Here is a transcription by Furio Luccichenti:
Ieri ho avuto la lettera di mio fratello vi recherá sollievo sapere che sarà presto a Vienna.
Egli mi scrive che porterà a V.e. i 45 fiorini da me ricevuti per bontà sua e onorare la mia parola verso sua grazia che tanta gentilezza ha mostrato verso la mia mala sorte.
Le prego di concedere la sua protezione a questo vostro umile e sfortunato servitore e spero nella benevolenza.
Adriano Contini adds that the salutation is probably this:
Mio venerati(ssimo) Pa(drone) (?)
And the closing (before C’s signature) probably stands for this:
di V.E. (Vostra Eccellenza)
Translated to English, it goes something like this:
My venerable Master
Yesterday I got my brother’s letter, it will bring you relief know that it will soon be in Vienna.
He writes to me that it will bring to V.E. the 45 florins I received for his goodness to honor my word with your grace which so much kindness showed towards my bad luck.
Please grant your protection to this your humble and unfortunate servant and I hope in the benevolence.
Of course, any new document that shows up has to be authenticated. I have not heard if this one has been authenticated, or by whom. Adriano points out that it is quite possible today to get paper from the 18th century, so simply dating the paper is not sufficient. This letter is also undated. A few other things Adriano points out:
- The letter has no folds. Letters then were folded and usually sealed with wax, as envelopes were not used. “It may be a draft or a letter written and never sent,” Adriano states. Or perhaps it was a copy.
- Adriano has a good eye for details. He also points out, “Moreover, it seems to me that the calligraphy is very homogeneous and yet this is strange because periodically the pen was dipped in ink and as the ink ran out the writing became more slender. But it is also possible that, since the periods of the letter were very short, the ink was sufficient to guarantee homogeneity to the writing. And that at the beginning of each period the writer has dipped the pen in ink.”

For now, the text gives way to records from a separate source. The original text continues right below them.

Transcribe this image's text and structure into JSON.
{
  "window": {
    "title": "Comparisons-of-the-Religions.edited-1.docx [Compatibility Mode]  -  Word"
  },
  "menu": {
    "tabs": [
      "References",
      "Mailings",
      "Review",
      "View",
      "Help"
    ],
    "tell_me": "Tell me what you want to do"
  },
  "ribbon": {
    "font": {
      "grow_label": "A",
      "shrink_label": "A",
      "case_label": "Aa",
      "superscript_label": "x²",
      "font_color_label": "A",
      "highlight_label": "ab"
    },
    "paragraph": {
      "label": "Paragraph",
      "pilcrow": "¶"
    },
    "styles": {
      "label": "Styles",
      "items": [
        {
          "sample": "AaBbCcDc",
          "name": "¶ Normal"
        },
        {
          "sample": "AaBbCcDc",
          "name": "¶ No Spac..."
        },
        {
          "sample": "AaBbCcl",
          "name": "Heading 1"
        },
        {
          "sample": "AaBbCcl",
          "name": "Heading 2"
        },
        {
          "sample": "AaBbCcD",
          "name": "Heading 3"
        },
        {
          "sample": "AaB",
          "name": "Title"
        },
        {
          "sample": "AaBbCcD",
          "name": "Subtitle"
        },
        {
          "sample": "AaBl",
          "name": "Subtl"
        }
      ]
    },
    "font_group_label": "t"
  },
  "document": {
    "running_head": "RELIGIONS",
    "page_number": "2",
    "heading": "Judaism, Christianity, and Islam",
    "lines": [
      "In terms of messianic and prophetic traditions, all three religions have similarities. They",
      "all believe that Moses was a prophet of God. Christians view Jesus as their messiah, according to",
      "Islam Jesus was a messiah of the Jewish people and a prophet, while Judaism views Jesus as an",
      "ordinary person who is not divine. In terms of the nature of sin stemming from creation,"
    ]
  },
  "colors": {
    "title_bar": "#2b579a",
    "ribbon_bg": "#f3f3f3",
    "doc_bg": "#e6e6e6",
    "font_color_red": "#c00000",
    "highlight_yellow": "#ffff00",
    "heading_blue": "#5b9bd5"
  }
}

These are great questions. I don’t know if others have already found the answers to them, but at least at the exhibit, no further explanation was given. I know a few of my readers out there are scholars of the 18th century and can perhaps add more helpful information about letter writing during those times.